Overview-From the brink of extinction following the tragic ethnic genocides and subsequent trooping in of refugees, felling of trees, poaching of wildlife, assault of nature through flooding, soil erosion, and the mindless introduction of species to a shining example of conservation Gishwati-Mukura NP highlights Rwanda's commitment to preserving its natural heritage. As the country's fourth largest park, Gishwati-Mukura National Park is a story that needs to be told. Still finding its feet in the eco-tourism map of the world, the park and holds enormous promises for those who want to experience it’s amazing wilderness.
Located in the north-west of the country in the districts of Ngororero and Rutsiro, the park is the culmination of two rainforests, the larger Gishwati, and smaller Mukura coming together to form a single national park. Covering an area of about 3,558 hectares or 34 square kilometres plus a buffer zone, the park is a marvel of biodiversity and renowned for its diverse plant species. It is home to over 60 species of trees like the bamboo and hardwoods and has the habituated chimpanzees, as its biggest draw. Sharing space with the group of 20 chimpanzees are four other primate species, L’Hoest’s monkeys, blue monkeys, golden monkeys, white and black colobus monkeys red beside river hogs, black-fronted duiker and serval and around 84 bird species. The park is set to open in 2019,

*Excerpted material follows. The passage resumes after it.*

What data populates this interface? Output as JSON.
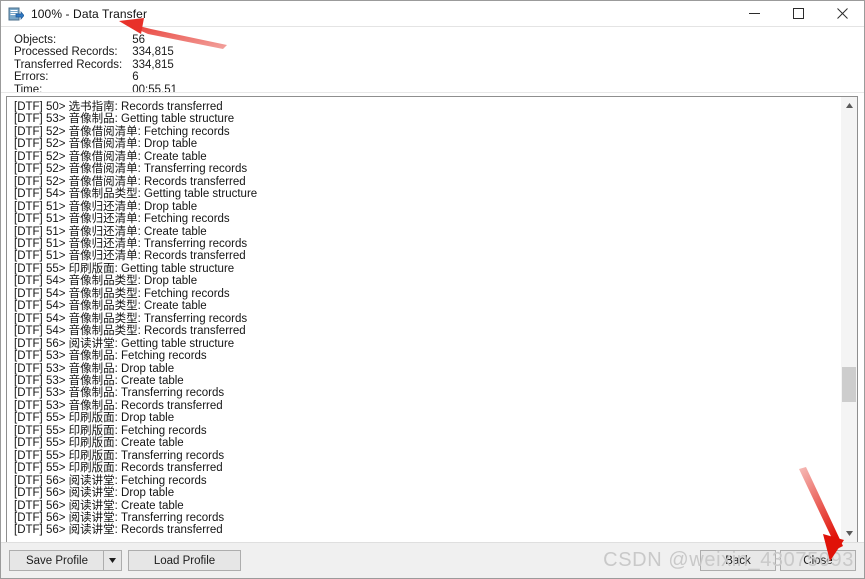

Gishwati-Mukura National Park is a tropical rainforest, so the best time is the dry season from June to September. There is also a shorter dry season that is between mid-December and mid-February. Around this time the sun is out, the trails are dry and bugs and mosquito menace is low. Tracking the chimpanzees, birding, nature walks and hikes can be best enjoyed in the dry season and it's easy to spot wildlife. The wet season is from mid-February to May, and October to mid-December. The scenery around this time is beautiful and lush and primate viewing is easy as most are out foraging for food.
The park is a marvel of biodiversity and is home to over 60 species of trees like the bamboo and hardwoods. Sharing space with the habituated group of 20 chimpanzees are four other primate species, L’Hoest’s monkeys, blue monkeys, golden monkeys, white and black colobus monkeys red. You can also see river hogs, black-fronted duiker and serval and around 84 bird species. The park is uniquely endowed for guided nature hikes and you can explore the waterfalls besides doing some chimp and monkey tracking.
The park can be accessed by road or by air and while on road public or private cars can be used, though it is advisable you book through a tour operator.